◆ Task prompt
The answer must be every line of the data that holds the word "Official".
────
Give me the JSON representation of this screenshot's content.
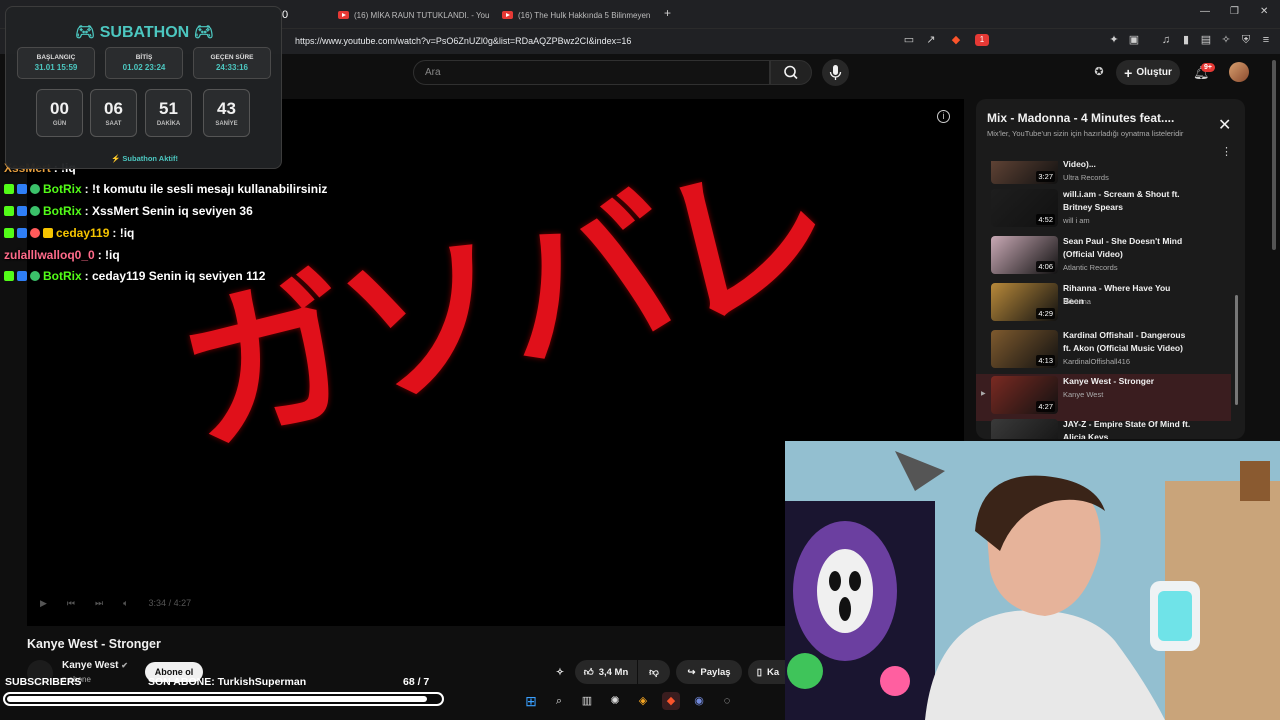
{
  "browser": {
    "tabs": [
      {
        "label": "0"
      },
      {
        "label": "(16) MİKA RAUN TUTUKLANDI. - You"
      },
      {
        "label": "(16) The Hulk Hakkında 5 Bilinmeyen"
      }
    ],
    "url": "https://www.youtube.com/watch?v=PsO6ZnUZl0g&list=RDaAQZPBwz2CI&index=16",
    "extension_badge": "1"
  },
  "youtube": {
    "search_placeholder": "Ara",
    "create_label": "Oluştur",
    "notif_count": "9+"
  },
  "player": {
    "overlay_text": "ガソバレ",
    "time_label": "3:34 / 4:27"
  },
  "video": {
    "title": "Kanye West - Stronger",
    "channel": "Kanye West",
    "subs_suffix": "n abone",
    "subscribe_label": "Abone ol",
    "likes": "3,4 Mn",
    "share_label": "Paylaş",
    "save_label": "Ka"
  },
  "playlist": {
    "title": "Mix - Madonna - 4 Minutes feat....",
    "subtitle": "Mix'ler, YouTube'un sizin için hazırladığı oynatma listeleridir",
    "items": [
      {
        "title": "Guru Josh Project (Official Video)...",
        "channel": "Ultra Records",
        "duration": "3:27",
        "active": false,
        "thumb": "#6b4a3a"
      },
      {
        "title": "will.i.am - Scream & Shout ft. Britney Spears",
        "channel": "will i am",
        "duration": "4:52",
        "active": false,
        "thumb": "#1e1e1e"
      },
      {
        "title": "Sean Paul - She Doesn't Mind (Official Video)",
        "channel": "Atlantic Records",
        "duration": "4:06",
        "active": false,
        "thumb": "#c9a9b5"
      },
      {
        "title": "Rihanna - Where Have You Been",
        "channel": "Rihanna",
        "duration": "4:29",
        "active": false,
        "thumb": "#b8893a"
      },
      {
        "title": "Kardinal Offishall - Dangerous ft. Akon (Official Music Video)",
        "channel": "KardinalOffishall416",
        "duration": "4:13",
        "active": false,
        "thumb": "#7e5a2e"
      },
      {
        "title": "Kanye West - Stronger",
        "channel": "Kanye West",
        "duration": "4:27",
        "active": true,
        "thumb": "#7a2a22"
      },
      {
        "title": "JAY-Z - Empire State Of Mind ft. Alicia Keys",
        "channel": "",
        "duration": "",
        "active": false,
        "thumb": "#3a3a3a"
      }
    ]
  },
  "subathon": {
    "title": "SUBATHON",
    "start_label": "BAŞLANGIÇ",
    "start_value": "31.01 15:59",
    "end_label": "BİTİŞ",
    "end_value": "01.02 23:24",
    "elapsed_label": "GEÇEN SÜRE",
    "elapsed_value": "24:33:16",
    "countdown": [
      {
        "num": "00",
        "unit": "GÜN"
      },
      {
        "num": "06",
        "unit": "SAAT"
      },
      {
        "num": "51",
        "unit": "DAKİKA"
      },
      {
        "num": "43",
        "unit": "SANİYE"
      }
    ],
    "status": "⚡ Subathon Aktif!"
  },
  "chat": [
    {
      "user": "XssMert",
      "msg": ": !iq",
      "color": "#e8a040",
      "badges": []
    },
    {
      "user": "BotRix",
      "msg": ": !t komutu ile sesli mesajı kullanabilirsiniz",
      "color": "#53fc18",
      "badges": [
        "k",
        "t",
        "v"
      ]
    },
    {
      "user": "BotRix",
      "msg": ": XssMert Senin iq seviyen 36",
      "color": "#53fc18",
      "badges": [
        "k",
        "t",
        "v"
      ]
    },
    {
      "user": "ceday119",
      "msg": ": !iq",
      "color": "#f5c400",
      "badges": [
        "k",
        "t",
        "f",
        "c"
      ]
    },
    {
      "user": "zulalllwalloq0_0",
      "msg": ": !iq",
      "color": "#ff6b8a",
      "badges": []
    },
    {
      "user": "BotRix",
      "msg": ": ceday119 Senin iq seviyen 112",
      "color": "#53fc18",
      "badges": [
        "k",
        "t",
        "v"
      ]
    }
  ],
  "stream_overlay": {
    "subscribers_label": "SUBSCRIBERS",
    "last_sub": "SON ABONE: TurkishSuperman",
    "sub_count": "68 / 7",
    "progress": 0.97
  }
}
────
◆ Exercise response
        "title": "Guru Josh Project (Official Video)...",
        "title": "Sean Paul - She Doesn't Mind (Official Video)",
        "title": "Kardinal Offishall - Dangerous ft. Akon (Official Music Video)",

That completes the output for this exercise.